How to Clean a Clock Movement
The collection of gears inside a mechanical clock moves a clock's hands. Powered by weights or springs, the "movement" or clock mechanism keeps accurate time when properly lubricated to permit free movement. When lubricants thicken, movements gather dust and grime, slow down or seize.
To clean a clock movement, open up the clock and remove all debris.
- The collection of gears inside a mechanical clock moves a clock's hands.
- To clean a clock movement, open up the clock and remove all debris.
Open up the back of the clock, using a screwdriver if necessary. The movement should now be visible. If the clock has a pendulum, remove it.
Inspect the clock movement for debris, such as lint, or semi-solidified oil build-up. Use a soft cloth to remove these deposits. Spray the movement with compressed air to eliminate finer dust and lint. Use the nozzle on the can to direct the flow of air into hard-to-reach areas.
- Inspect the clock movement for debris, such as lint, or semi-solidified oil build-up.
- Use the nozzle on the can to direct the flow of air into hard-to-reach areas.
Place some clock cleaning solution on the soft cloth. Do not make the cloth too wet. The movement should not be flooded with cleaning solution. Make a clock cleaning solution by mixing eight parts ammonia to one part commercial liquid cleanser, and one part oil soap. Use the soft cloth to rub off grease and grime that's stuck to easy-to-reach parts of the movement. Do not force the cloth into tight areas, as small parts might break.
Dab some clock cleaning solution onto a cotton swab. Insert the cotton swab into difficult-to-reach parts inside the clock movement. Rub gently to remove grease and grime.
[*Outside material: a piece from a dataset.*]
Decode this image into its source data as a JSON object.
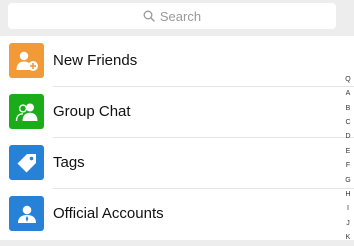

Check the movement's gears to see if they move freely, by gently manipulating the various parts with the hands. Place a small amount of clock oil on a soft cloth. Clock oil is a special preparation available from retailers. Do not use motor oil, or WD-40, as these may clog the movement. Lubricate only those parts that already have oil. All parts of the movement do not have to be lubricated, but those that do, vary from movement to movement. Use the soft cloth to lubricate parts that are easily reached. Put some clock oil on a cotton swab to lubricate smaller, or hidden parts inside the movement.
- Dab some clock cleaning solution onto a cotton swab.
- Put some clock oil on a cotton swab to lubricate smaller, or hidden parts inside the movement.
Reattach the back of the clock, using a screwdriver if necessary. If the clock has a pendulum, put it back on.
- Regular cleaning is necessary to keep clock movements in good working condition. Worn parts inside old movements will still have to be replaced from time to time.
- Do not disassemble the clock movement if you are not sure of how to put it back together. Clock movements are extremely complex. If the clock still does not work properly after a simple clean, take it to a professional clockmaker or clock repair expert.
Brian Adler has been writing articles on history, politics, religion, art, architecture and antiques since 2002. His writing has been published with Demand Studios, as well as in an online magazine. He holds a Bachelor of Arts degree in history from Columbia University.